### Source data
- Opening Delimiter -

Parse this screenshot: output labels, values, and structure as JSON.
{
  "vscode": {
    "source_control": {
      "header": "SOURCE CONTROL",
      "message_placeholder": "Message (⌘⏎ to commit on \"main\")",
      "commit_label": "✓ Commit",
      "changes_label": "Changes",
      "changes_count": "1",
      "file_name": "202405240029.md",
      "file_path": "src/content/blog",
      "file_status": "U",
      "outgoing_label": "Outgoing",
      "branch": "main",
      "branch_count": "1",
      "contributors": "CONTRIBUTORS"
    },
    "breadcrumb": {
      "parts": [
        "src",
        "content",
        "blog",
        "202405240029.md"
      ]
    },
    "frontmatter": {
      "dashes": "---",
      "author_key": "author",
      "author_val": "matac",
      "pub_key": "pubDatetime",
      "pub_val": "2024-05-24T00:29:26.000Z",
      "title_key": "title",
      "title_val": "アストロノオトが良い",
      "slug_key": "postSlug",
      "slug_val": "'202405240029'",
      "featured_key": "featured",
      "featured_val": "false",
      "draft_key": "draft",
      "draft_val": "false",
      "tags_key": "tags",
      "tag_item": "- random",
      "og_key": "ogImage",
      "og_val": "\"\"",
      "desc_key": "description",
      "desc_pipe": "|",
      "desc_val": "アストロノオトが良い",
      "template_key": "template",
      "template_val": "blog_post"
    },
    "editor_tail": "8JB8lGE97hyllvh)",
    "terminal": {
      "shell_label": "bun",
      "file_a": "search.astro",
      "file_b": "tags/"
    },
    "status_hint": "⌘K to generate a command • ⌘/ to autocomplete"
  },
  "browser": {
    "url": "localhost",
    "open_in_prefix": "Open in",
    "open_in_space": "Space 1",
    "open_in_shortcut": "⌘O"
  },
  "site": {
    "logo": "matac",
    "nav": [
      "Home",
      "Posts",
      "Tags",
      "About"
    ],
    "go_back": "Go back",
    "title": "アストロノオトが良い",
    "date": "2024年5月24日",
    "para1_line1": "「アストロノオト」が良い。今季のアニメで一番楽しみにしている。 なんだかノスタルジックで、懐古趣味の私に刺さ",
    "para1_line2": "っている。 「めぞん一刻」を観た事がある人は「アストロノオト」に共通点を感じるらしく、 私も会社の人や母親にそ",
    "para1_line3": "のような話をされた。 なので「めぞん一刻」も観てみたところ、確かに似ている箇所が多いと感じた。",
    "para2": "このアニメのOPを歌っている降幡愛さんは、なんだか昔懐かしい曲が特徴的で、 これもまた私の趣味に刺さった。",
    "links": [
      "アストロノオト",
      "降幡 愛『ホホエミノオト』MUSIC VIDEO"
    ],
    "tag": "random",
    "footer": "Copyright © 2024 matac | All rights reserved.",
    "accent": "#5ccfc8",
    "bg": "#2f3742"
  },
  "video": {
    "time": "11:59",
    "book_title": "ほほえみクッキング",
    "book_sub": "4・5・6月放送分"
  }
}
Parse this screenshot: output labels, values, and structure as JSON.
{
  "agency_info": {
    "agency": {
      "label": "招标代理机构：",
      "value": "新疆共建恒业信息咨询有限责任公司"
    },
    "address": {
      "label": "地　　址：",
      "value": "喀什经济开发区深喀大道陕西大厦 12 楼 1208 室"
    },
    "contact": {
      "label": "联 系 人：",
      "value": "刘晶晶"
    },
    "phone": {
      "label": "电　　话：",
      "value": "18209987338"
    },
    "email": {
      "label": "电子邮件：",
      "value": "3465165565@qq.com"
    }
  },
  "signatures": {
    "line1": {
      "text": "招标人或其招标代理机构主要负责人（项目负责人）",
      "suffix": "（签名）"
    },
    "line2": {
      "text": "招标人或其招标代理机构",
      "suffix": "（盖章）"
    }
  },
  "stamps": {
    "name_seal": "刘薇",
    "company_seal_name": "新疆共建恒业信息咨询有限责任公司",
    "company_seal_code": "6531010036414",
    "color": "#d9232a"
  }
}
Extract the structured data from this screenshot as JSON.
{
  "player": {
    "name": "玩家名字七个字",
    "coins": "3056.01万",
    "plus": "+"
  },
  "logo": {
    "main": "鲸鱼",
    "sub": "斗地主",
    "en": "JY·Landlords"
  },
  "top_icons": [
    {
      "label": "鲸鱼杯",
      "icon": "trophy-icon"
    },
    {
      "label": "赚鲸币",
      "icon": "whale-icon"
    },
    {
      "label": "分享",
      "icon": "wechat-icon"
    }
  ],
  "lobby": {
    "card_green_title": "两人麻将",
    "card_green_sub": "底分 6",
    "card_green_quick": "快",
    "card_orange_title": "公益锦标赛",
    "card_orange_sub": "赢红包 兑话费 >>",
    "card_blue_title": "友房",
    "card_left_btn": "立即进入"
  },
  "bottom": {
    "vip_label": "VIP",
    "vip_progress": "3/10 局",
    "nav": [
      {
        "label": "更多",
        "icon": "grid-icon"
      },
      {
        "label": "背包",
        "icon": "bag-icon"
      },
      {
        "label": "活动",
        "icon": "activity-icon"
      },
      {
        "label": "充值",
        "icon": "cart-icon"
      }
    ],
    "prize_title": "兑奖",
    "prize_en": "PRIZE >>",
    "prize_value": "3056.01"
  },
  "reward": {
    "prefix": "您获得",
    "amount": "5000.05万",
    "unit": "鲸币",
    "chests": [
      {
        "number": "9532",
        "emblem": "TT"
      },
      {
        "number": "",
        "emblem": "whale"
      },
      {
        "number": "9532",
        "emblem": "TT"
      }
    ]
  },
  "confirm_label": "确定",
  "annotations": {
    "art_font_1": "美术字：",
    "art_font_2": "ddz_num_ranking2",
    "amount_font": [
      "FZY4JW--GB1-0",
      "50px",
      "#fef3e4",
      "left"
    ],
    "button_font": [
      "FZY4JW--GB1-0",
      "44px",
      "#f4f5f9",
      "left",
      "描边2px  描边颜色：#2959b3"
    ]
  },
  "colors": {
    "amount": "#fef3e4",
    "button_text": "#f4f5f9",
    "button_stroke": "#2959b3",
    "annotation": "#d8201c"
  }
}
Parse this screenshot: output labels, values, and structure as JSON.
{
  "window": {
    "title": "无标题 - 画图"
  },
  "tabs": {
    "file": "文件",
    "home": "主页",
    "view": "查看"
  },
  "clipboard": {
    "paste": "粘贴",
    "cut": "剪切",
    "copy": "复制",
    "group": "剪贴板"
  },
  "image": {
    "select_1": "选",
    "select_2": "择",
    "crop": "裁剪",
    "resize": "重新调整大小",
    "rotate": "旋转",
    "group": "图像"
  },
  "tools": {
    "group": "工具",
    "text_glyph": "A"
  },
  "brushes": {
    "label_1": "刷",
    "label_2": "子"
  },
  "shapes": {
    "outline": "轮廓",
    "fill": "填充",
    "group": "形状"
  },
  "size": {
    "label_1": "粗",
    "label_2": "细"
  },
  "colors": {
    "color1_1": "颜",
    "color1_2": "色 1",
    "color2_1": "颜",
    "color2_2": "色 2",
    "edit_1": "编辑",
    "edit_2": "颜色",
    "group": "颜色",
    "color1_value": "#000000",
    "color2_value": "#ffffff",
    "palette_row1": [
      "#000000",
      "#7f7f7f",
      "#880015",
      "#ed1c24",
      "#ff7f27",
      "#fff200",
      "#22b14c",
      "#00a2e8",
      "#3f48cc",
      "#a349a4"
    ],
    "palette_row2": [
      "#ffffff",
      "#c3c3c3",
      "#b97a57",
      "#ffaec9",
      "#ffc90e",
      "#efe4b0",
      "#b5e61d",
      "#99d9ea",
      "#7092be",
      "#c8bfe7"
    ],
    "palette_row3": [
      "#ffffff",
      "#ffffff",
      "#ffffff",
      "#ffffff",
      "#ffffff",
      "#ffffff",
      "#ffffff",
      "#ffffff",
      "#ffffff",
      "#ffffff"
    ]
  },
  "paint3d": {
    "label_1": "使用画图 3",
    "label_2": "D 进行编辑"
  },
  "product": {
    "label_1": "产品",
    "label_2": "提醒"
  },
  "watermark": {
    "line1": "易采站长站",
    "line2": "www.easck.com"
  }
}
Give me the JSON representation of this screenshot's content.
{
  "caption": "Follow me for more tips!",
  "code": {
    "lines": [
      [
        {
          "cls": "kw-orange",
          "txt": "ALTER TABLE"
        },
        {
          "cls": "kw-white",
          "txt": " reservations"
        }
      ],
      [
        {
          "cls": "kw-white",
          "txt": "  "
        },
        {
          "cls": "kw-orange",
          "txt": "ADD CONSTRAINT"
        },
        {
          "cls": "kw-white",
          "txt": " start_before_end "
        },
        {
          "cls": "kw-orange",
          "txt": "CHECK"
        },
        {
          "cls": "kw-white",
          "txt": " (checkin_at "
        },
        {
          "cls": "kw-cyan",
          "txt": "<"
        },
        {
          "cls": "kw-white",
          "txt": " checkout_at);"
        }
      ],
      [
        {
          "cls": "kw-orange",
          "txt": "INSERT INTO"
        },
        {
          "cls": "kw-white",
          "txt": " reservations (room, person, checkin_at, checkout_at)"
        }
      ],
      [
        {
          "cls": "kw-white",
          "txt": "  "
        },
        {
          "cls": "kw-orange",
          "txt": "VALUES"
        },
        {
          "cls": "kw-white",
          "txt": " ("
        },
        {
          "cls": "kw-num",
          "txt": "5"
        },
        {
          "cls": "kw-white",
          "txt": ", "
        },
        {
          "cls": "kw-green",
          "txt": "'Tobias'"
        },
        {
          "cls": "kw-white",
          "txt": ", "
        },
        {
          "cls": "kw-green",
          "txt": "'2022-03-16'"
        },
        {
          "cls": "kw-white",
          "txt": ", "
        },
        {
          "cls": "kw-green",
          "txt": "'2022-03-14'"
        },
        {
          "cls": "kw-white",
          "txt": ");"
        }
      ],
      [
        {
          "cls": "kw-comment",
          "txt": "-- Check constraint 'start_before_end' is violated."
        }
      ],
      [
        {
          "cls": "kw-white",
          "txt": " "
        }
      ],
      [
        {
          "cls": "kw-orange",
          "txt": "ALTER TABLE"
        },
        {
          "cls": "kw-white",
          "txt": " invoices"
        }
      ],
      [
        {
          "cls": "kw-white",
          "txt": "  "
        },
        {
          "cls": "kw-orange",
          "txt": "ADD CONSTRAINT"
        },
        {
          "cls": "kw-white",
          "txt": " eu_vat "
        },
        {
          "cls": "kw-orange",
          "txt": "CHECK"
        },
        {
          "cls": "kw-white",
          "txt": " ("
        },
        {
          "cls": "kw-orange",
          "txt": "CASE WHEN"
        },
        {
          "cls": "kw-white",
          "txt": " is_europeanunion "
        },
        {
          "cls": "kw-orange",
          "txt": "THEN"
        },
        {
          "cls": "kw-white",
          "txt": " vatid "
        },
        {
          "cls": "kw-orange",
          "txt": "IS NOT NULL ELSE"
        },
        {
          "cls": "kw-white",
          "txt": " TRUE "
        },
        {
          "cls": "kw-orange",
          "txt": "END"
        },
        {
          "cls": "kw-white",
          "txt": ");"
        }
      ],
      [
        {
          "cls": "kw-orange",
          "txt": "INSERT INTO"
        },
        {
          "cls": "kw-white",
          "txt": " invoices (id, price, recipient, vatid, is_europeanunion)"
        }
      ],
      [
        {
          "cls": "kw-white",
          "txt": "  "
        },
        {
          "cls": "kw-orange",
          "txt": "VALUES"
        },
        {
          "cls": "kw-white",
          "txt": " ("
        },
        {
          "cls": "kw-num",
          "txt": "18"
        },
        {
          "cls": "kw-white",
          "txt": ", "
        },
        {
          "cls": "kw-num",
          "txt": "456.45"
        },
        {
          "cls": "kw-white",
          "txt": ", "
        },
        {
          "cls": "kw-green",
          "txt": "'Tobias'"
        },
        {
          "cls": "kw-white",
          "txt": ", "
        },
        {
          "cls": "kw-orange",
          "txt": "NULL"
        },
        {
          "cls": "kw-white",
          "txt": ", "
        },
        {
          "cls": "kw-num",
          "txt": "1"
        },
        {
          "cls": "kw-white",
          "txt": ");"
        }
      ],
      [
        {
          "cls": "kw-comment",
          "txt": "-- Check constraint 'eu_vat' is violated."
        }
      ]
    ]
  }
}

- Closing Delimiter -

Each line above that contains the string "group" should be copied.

### Finished exercise
    "group": "剪贴板"
    "group": "图像"
    "group": "工具",
    "group": "形状"
    "group": "颜色",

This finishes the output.